The market for invoice financing is changing fast as new players arrive and some traditional ones leave. New variants help ease some of the dilemmas above.
For instance, some factoring providers now act almost as if they were your own finance team. The factoring relationship will be formally disclosed, but if your customer rings the number on your invoice, they will answer with your company's name.
One newish hybrid product is known as CHOCC (customer handles own credit control), also sometimes known as CHOCCs or CHOC. You invoice customers and chase credit as usual, but the payments go into a bank account run by the invoice provider. This can be useful for firms with many low value invoices, which can incur high handling charges in traditional factoring.
Some providers offer selective invoice finance, allowing you to discount invoices from only some of your customers, or even pick individual invoices to discount. This can be useful if you have a new, large customer on lengthy terms or only need occasional financing, for instance to stock up ahead of Christmas.
These extra options make invoice financing more useful than ever, but thorough research is needed before signing up.
How much does it cost?
Typically, a service fee is levied as a percentage of business turnover plus a discount margin, typically ranging from 0.5% to 4%, which is equivalent to the interest rate. There are fees for setup, which can be complex and need careful scrutiny. For selective invoice finance, fees may be levied if the volume of invoices discounted falls below a certain threshold.
One additional issue to examine: what is the cancellation period if you find the policy isn't right or no longer needed? Fees for early termination vary widely.
What if the customer doesn’t pay?

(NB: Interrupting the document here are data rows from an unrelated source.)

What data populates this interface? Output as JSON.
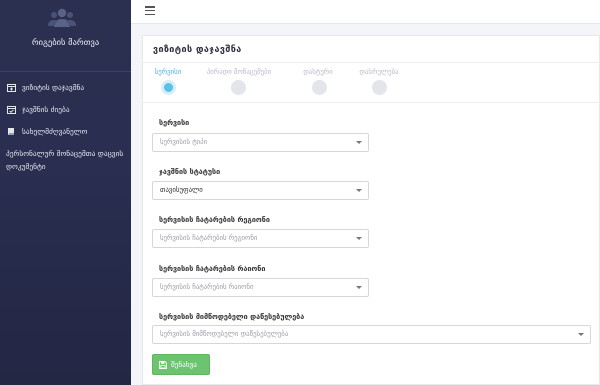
{
  "sidebar": {
    "title": "რიგების მართვა",
    "items": [
      {
        "label": "ვიზიტის დაჯავშნა",
        "icon": "calendar-plus-icon"
      },
      {
        "label": "ჯავშნის ძიება",
        "icon": "calendar-check-icon"
      },
      {
        "label": "სახელმძღვანელო",
        "icon": "book-icon"
      },
      {
        "label": "პერსონალურ მონაცემთა დაცვის დოკუმენტი"
      }
    ]
  },
  "page": {
    "title": "ვიზიტის დაჯავშნა"
  },
  "steps": [
    {
      "label": "სერვისი",
      "active": true
    },
    {
      "label": "პირადი მონაცემები",
      "active": false
    },
    {
      "label": "დასტური",
      "active": false
    },
    {
      "label": "დასრულება",
      "active": false
    }
  ],
  "form": {
    "service": {
      "label": "სერვისი",
      "value": "სერვისის ტიპი"
    },
    "status": {
      "label": "ჯავშნის სტატუსი",
      "value": "თავისუფალი"
    },
    "region": {
      "label": "სერვისის ჩატარების რეგიონი",
      "value": "სერვისის ჩატარების რეგიონი"
    },
    "district": {
      "label": "სერვისის ჩატარების რაიონი",
      "value": "სერვისის ჩატარების რაიონი"
    },
    "institution": {
      "label": "სერვისის მიმწოდებელი დაწესებულება",
      "value": "სერვისის მიმწოდებელი დაწესებულება"
    }
  },
  "buttons": {
    "save": "შენახვა"
  },
  "colors": {
    "sidebar_bg": "#2a2e50",
    "accent": "#5bc0e6",
    "save_green": "#6cc46f"
  }
}
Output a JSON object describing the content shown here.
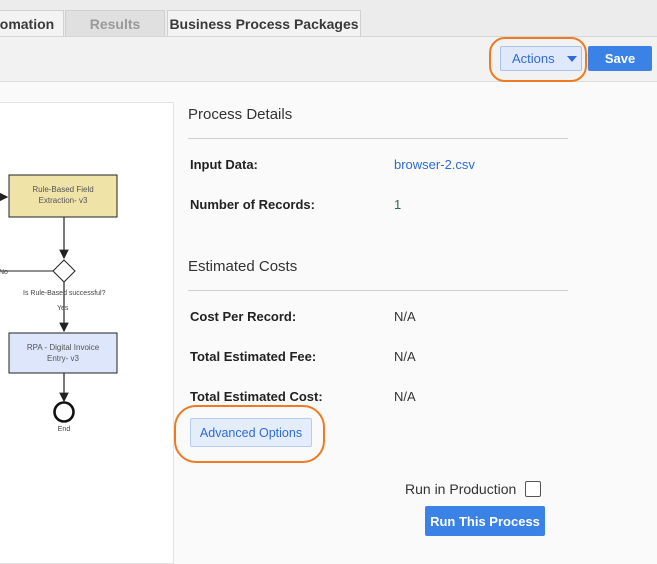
{
  "tabs": [
    {
      "label": "omation"
    },
    {
      "label": "Results"
    },
    {
      "label": "Business Process Packages"
    }
  ],
  "toolbar": {
    "actions_label": "Actions",
    "save_label": "Save"
  },
  "diagram": {
    "nodes": {
      "rule_based": "Rule-Based Field Extraction- v3",
      "rpa": "RPA - Digital Invoice Entry- v3",
      "end": "End"
    },
    "gateway": {
      "label": "Is Rule-Based successful?",
      "yes": "Yes",
      "no": "No"
    }
  },
  "process_details": {
    "title": "Process Details",
    "input_data_label": "Input Data:",
    "input_data_value": "browser-2.csv",
    "records_label": "Number of Records:",
    "records_value": "1"
  },
  "estimated_costs": {
    "title": "Estimated Costs",
    "cost_per_record_label": "Cost Per Record:",
    "cost_per_record_value": "N/A",
    "total_fee_label": "Total Estimated Fee:",
    "total_fee_value": "N/A",
    "total_cost_label": "Total Estimated Cost:",
    "total_cost_value": "N/A"
  },
  "advanced_options_label": "Advanced Options",
  "run_in_production_label": "Run in Production",
  "run_process_label": "Run This Process",
  "colors": {
    "accent": "#3b82e6",
    "highlight": "#ef7a21",
    "task_yellow": "#efe3a8",
    "task_blue": "#dde6fb"
  }
}
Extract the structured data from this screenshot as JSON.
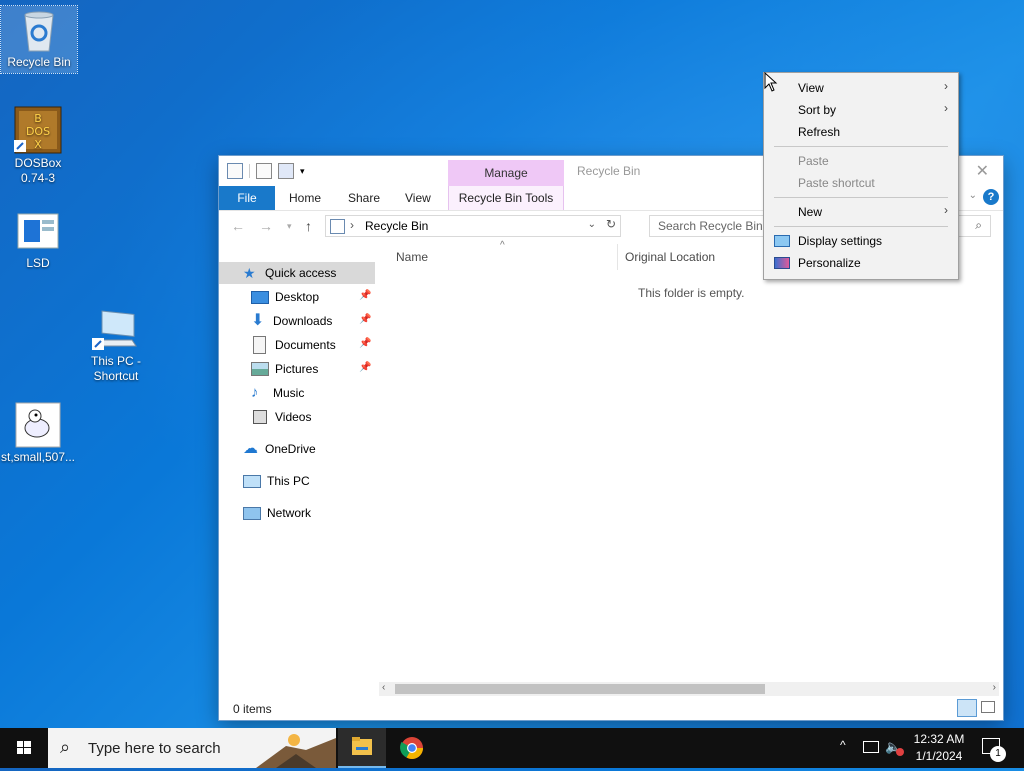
{
  "desktop": {
    "icons": [
      {
        "label": "Recycle Bin",
        "icon": "recycle-bin-icon"
      },
      {
        "label": "DOSBox\n0.74-3",
        "line1": "DOSBox",
        "line2": "0.74-3",
        "icon": "dosbox-icon",
        "art": "B DOS X"
      },
      {
        "label": "LSD",
        "icon": "lsd-file-icon"
      },
      {
        "line1": "This PC -",
        "line2": "Shortcut",
        "icon": "this-pc-shortcut-icon"
      },
      {
        "label": "st,small,507...",
        "icon": "image-file-icon"
      }
    ]
  },
  "explorer": {
    "manage_tab": "Manage",
    "title": "Recycle Bin",
    "close": "✕",
    "ribbon_tabs": [
      "File",
      "Home",
      "Share",
      "View",
      "Recycle Bin Tools"
    ],
    "help": "?",
    "address": "Recycle Bin",
    "search_placeholder": "Search Recycle Bin",
    "nav": {
      "quick_access": "Quick access",
      "items": [
        {
          "label": "Desktop",
          "icon": "desktop-folder-icon",
          "pinned": true
        },
        {
          "label": "Downloads",
          "icon": "downloads-icon",
          "pinned": true
        },
        {
          "label": "Documents",
          "icon": "documents-icon",
          "pinned": true
        },
        {
          "label": "Pictures",
          "icon": "pictures-icon",
          "pinned": true
        },
        {
          "label": "Music",
          "icon": "music-icon",
          "pinned": false
        },
        {
          "label": "Videos",
          "icon": "videos-icon",
          "pinned": false
        }
      ],
      "onedrive": "OneDrive",
      "this_pc": "This PC",
      "network": "Network"
    },
    "columns": {
      "name": "Name",
      "original_location": "Original Location"
    },
    "empty_message": "This folder is empty.",
    "status": "0 items"
  },
  "context_menu": {
    "view": "View",
    "sort_by": "Sort by",
    "refresh": "Refresh",
    "paste": "Paste",
    "paste_shortcut": "Paste shortcut",
    "new": "New",
    "display_settings": "Display settings",
    "personalize": "Personalize"
  },
  "taskbar": {
    "search_placeholder": "Type here to search",
    "time": "12:32 AM",
    "date": "1/1/2024",
    "notification_count": "1"
  },
  "colors": {
    "accent": "#1979ca",
    "manage_tab": "#efc8f6",
    "taskbar": "#101010"
  }
}
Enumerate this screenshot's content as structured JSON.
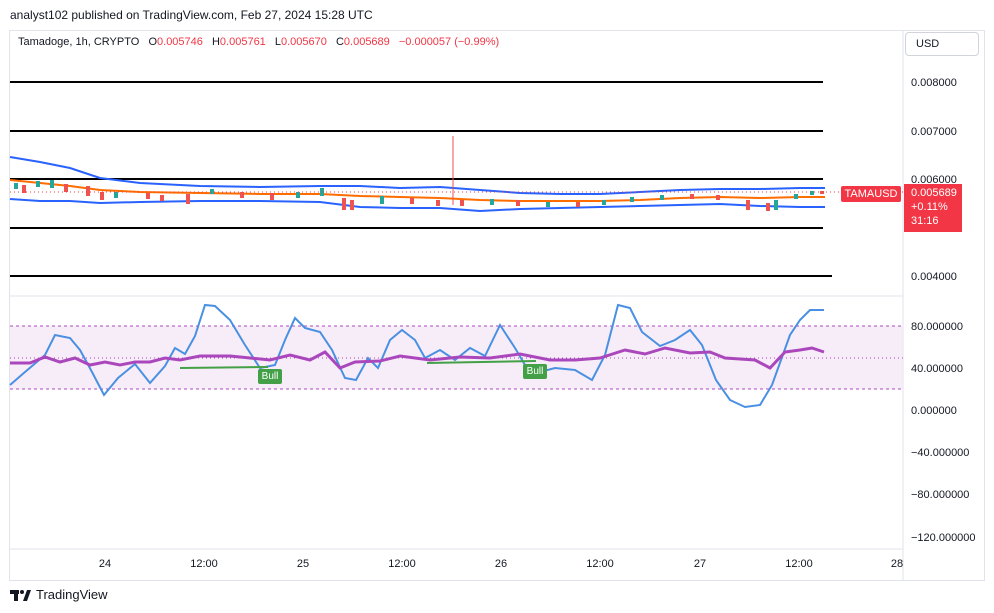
{
  "header": {
    "publisher_line": "analyst102 published on TradingView.com, Feb 27, 2024 15:28 UTC"
  },
  "legend": {
    "symbol": "Tamadoge, 1h, CRYPTO",
    "o_label": "O",
    "o_value": "0.005746",
    "h_label": "H",
    "h_value": "0.005761",
    "l_label": "L",
    "l_value": "0.005670",
    "c_label": "C",
    "c_value": "0.005689",
    "change": "−0.000057 (−0.99%)"
  },
  "currency_button": "USD",
  "price_axis": [
    "0.008000",
    "0.007000",
    "0.006000",
    "0.004000"
  ],
  "indicator_axis": [
    "80.000000",
    "40.000000",
    "0.000000",
    "−40.000000",
    "−80.000000",
    "−120.000000"
  ],
  "time_axis": [
    "24",
    "12:00",
    "25",
    "12:00",
    "26",
    "12:00",
    "27",
    "12:00",
    "28"
  ],
  "price_tag": {
    "symbol": "TAMAUSD",
    "price": "0.005689",
    "change": "+0.11%",
    "countdown": "31:16"
  },
  "bull_labels": [
    "Bull",
    "Bull"
  ],
  "footer": {
    "brand": "TradingView"
  },
  "colors": {
    "up": "#26a69a",
    "down": "#ef5350",
    "band": "#2962ff",
    "ma": "#ff6d00",
    "rsi": "#ab47bc",
    "stoch": "#4a90e2"
  }
}
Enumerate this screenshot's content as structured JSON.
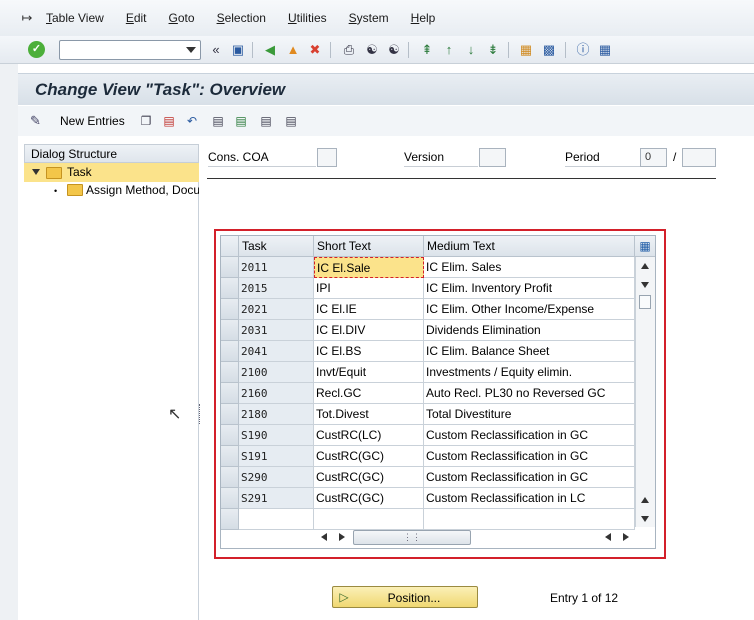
{
  "menu": {
    "items": [
      "Table View",
      "Edit",
      "Goto",
      "Selection",
      "Utilities",
      "System",
      "Help"
    ]
  },
  "toolbar": {
    "command_value": "",
    "icons": [
      "enter-icon",
      "back-double-icon",
      "save-icon",
      "back-icon",
      "exit-icon",
      "cancel-icon",
      "print-icon",
      "find-icon",
      "find-next-icon",
      "first-page-icon",
      "previous-page-icon",
      "next-page-icon",
      "last-page-icon",
      "create-session-icon",
      "shortcut-icon",
      "help-icon",
      "customize-layout-icon"
    ]
  },
  "title": "Change View \"Task\": Overview",
  "app_toolbar": {
    "new_entries": "New Entries"
  },
  "dialog_structure": {
    "header": "Dialog Structure",
    "task": "Task",
    "assign": "Assign Method, Document"
  },
  "header_fields": {
    "cons_coa_label": "Cons. COA",
    "cons_coa_value": "",
    "version_label": "Version",
    "version_value": "",
    "period_label": "Period",
    "period_value": "0",
    "period_sep": "/",
    "year_value": ""
  },
  "table": {
    "columns": [
      "Task",
      "Short Text",
      "Medium Text"
    ],
    "rows": [
      {
        "task": "2011",
        "short": "IC El.Sale",
        "medium": "IC Elim. Sales"
      },
      {
        "task": "2015",
        "short": "IPI",
        "medium": "IC Elim. Inventory Profit"
      },
      {
        "task": "2021",
        "short": "IC El.IE",
        "medium": "IC Elim. Other Income/Expense"
      },
      {
        "task": "2031",
        "short": "IC El.DIV",
        "medium": "Dividends Elimination"
      },
      {
        "task": "2041",
        "short": "IC El.BS",
        "medium": "IC Elim. Balance Sheet"
      },
      {
        "task": "2100",
        "short": "Invt/Equit",
        "medium": "Investments / Equity elimin."
      },
      {
        "task": "2160",
        "short": "Recl.GC",
        "medium": "Auto Recl. PL30 no Reversed GC"
      },
      {
        "task": "2180",
        "short": "Tot.Divest",
        "medium": "Total Divestiture"
      },
      {
        "task": "S190",
        "short": "CustRC(LC)",
        "medium": "Custom Reclassification in GC"
      },
      {
        "task": "S191",
        "short": "CustRC(GC)",
        "medium": "Custom Reclassification in GC"
      },
      {
        "task": "S290",
        "short": "CustRC(GC)",
        "medium": "Custom Reclassification in GC"
      },
      {
        "task": "S291",
        "short": "CustRC(GC)",
        "medium": "Custom Reclassification in LC"
      }
    ]
  },
  "footer": {
    "position_button": "Position...",
    "entry_info": "Entry 1 of 12"
  }
}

A vital question. Invoice discounting protects you from late payment but it offers no protection against non-payment. If the customer goes out of business, it will be taken out of your facility balance.
Invoice finance providers typically for an additional fee will add bad debt protection. But it's possible to get trade credit insurance from a different provider—and there may be excellent reasons to do so.
First, shopping around may yield a better price.
Second, you can personalise. Trade credit insurance from a specialist provider can be customised for sectors with specific needs, such as media, recruitment, contractors or the travel industry. This can include options such as getting paid if a customer fails before you have issued an invoice but have incurred costs for work-in-progress. You can also broaden cover, for instance getting trade credit insurance for your whole customer base while only financing some of your invoices.
3 reasons to buy trade credit separately from invoice finance:
- It might be cheaper
- You can customise instead of taking the standard offering
- Working directly with a trade credit insurance specialist helps reduce risk in other ways
Adam Stevens comments: “We've saved businesses a lot of money by working directly with us.”
This ability to shop around make buying invoice finance a little more complex. But buying invoice finance is an important step and needs careful consideration. Done right, it can transform a business, releasing cash to fund growth and reducing risk.